“I worked too hard for this chance to not be biting the hand that feeds the hate.”

“Old Man” by Stella Donnelly | I’ve been wondering this lately: what’s it with me and female Australian artists lately, and why am I slightly gravitating towards them? Like, I’ve just written about Julia Jacklin, and I had an Alex Lahey phase, and now here’s Stella Donnelly. She is from Perth, and just last week she released her debut album, Beware of the Dogs. I actually got wind of her the week of the release, but didn’t have the time to squeeze her into the reviews queue; in fact, I have yet to fully listen to her album. It’s one of those moments when both Shalla and I stumble upon her, separately, at the exact same time. And here I am, writing about “Old Man” (as it’s the first song of hers I heard) and I am just realizing how this is about sexual harassment. [NB]
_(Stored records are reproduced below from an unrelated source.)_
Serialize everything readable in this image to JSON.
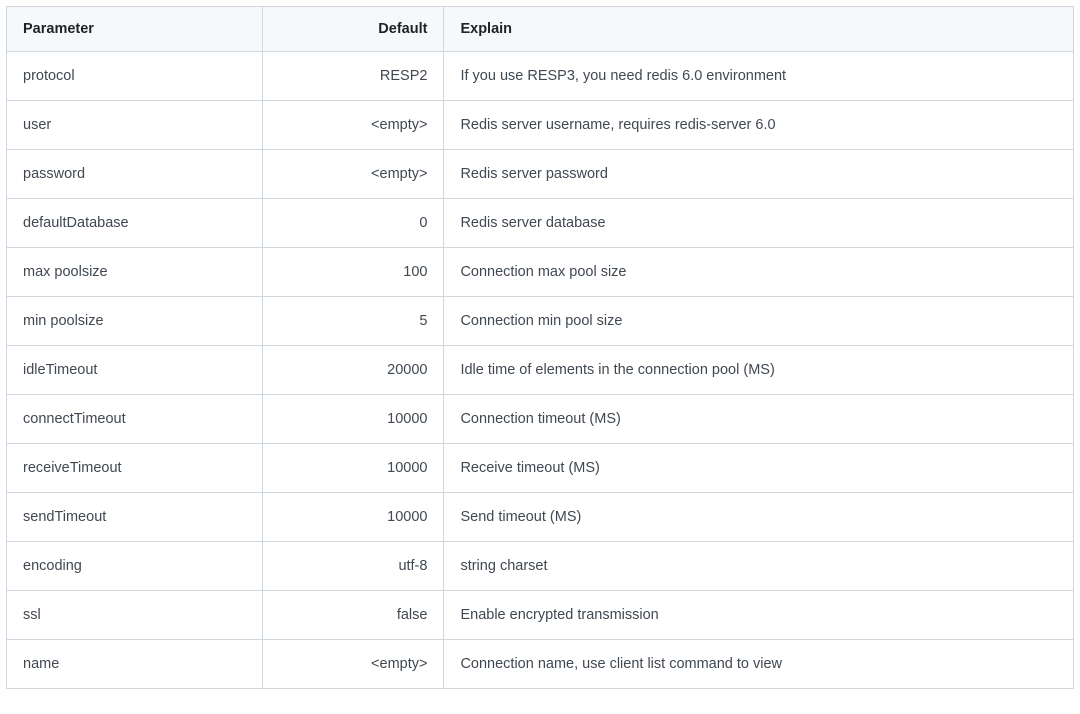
{
  "table": {
    "headers": {
      "parameter": "Parameter",
      "default": "Default",
      "explain": "Explain"
    },
    "rows": [
      {
        "parameter": "protocol",
        "default": "RESP2",
        "explain": "If you use RESP3, you need redis 6.0 environment"
      },
      {
        "parameter": "user",
        "default": "<empty>",
        "explain": "Redis server username, requires redis-server 6.0"
      },
      {
        "parameter": "password",
        "default": "<empty>",
        "explain": "Redis server password"
      },
      {
        "parameter": "defaultDatabase",
        "default": "0",
        "explain": "Redis server database"
      },
      {
        "parameter": "max poolsize",
        "default": "100",
        "explain": "Connection max pool size"
      },
      {
        "parameter": "min poolsize",
        "default": "5",
        "explain": "Connection min pool size"
      },
      {
        "parameter": "idleTimeout",
        "default": "20000",
        "explain": "Idle time of elements in the connection pool (MS)"
      },
      {
        "parameter": "connectTimeout",
        "default": "10000",
        "explain": "Connection timeout (MS)"
      },
      {
        "parameter": "receiveTimeout",
        "default": "10000",
        "explain": "Receive timeout (MS)"
      },
      {
        "parameter": "sendTimeout",
        "default": "10000",
        "explain": "Send timeout (MS)"
      },
      {
        "parameter": "encoding",
        "default": "utf-8",
        "explain": "string charset"
      },
      {
        "parameter": "ssl",
        "default": "false",
        "explain": "Enable encrypted transmission"
      },
      {
        "parameter": "name",
        "default": "<empty>",
        "explain": "Connection name, use client list command to view"
      }
    ]
  }
}
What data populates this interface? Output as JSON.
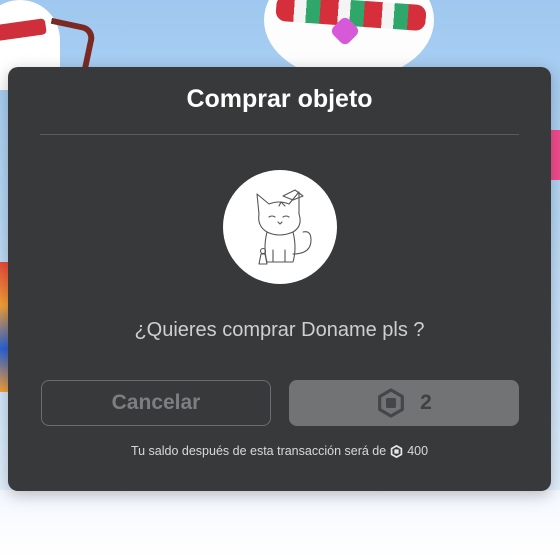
{
  "dialog": {
    "title": "Comprar objeto",
    "question": "¿Quieres comprar Doname pls ?",
    "cancel_label": "Cancelar",
    "price": "2",
    "balance_prefix": "Tu saldo después de esta transacción será de",
    "balance_value": "400"
  },
  "icons": {
    "currency": "robux-icon",
    "item": "item-thumbnail-cat-drawing"
  },
  "colors": {
    "modal_bg": "#38393b",
    "buy_button_disabled": "#727375",
    "cancel_text": "#7d7e82"
  }
}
“Just say anything to me.”

“Say Anything” by Mobs | I may have made some sort of accidental theme for these last two posts: something a bit grounded in the 80s (okay, this one is very much grounded in the 80s) and some sort of call-and-response thing going, too. Meet Mobs, a band from Melbourne who started as an acoustic duo and has transitioned into this, something really glittery and somewhat glammy. But you can still hear the softness in their music, judging from how atmospheric “Say Anything”, from their recently released EP Bad Love, is. It floats like most of the more memorable 80s stuff do: ethereal, and then the percussion comes crashing and you’re a bit grounded again. Float, sink, float, sink. Just the way it’s supposed to be. [NB] (Have things I should hear? Drop me a line here.)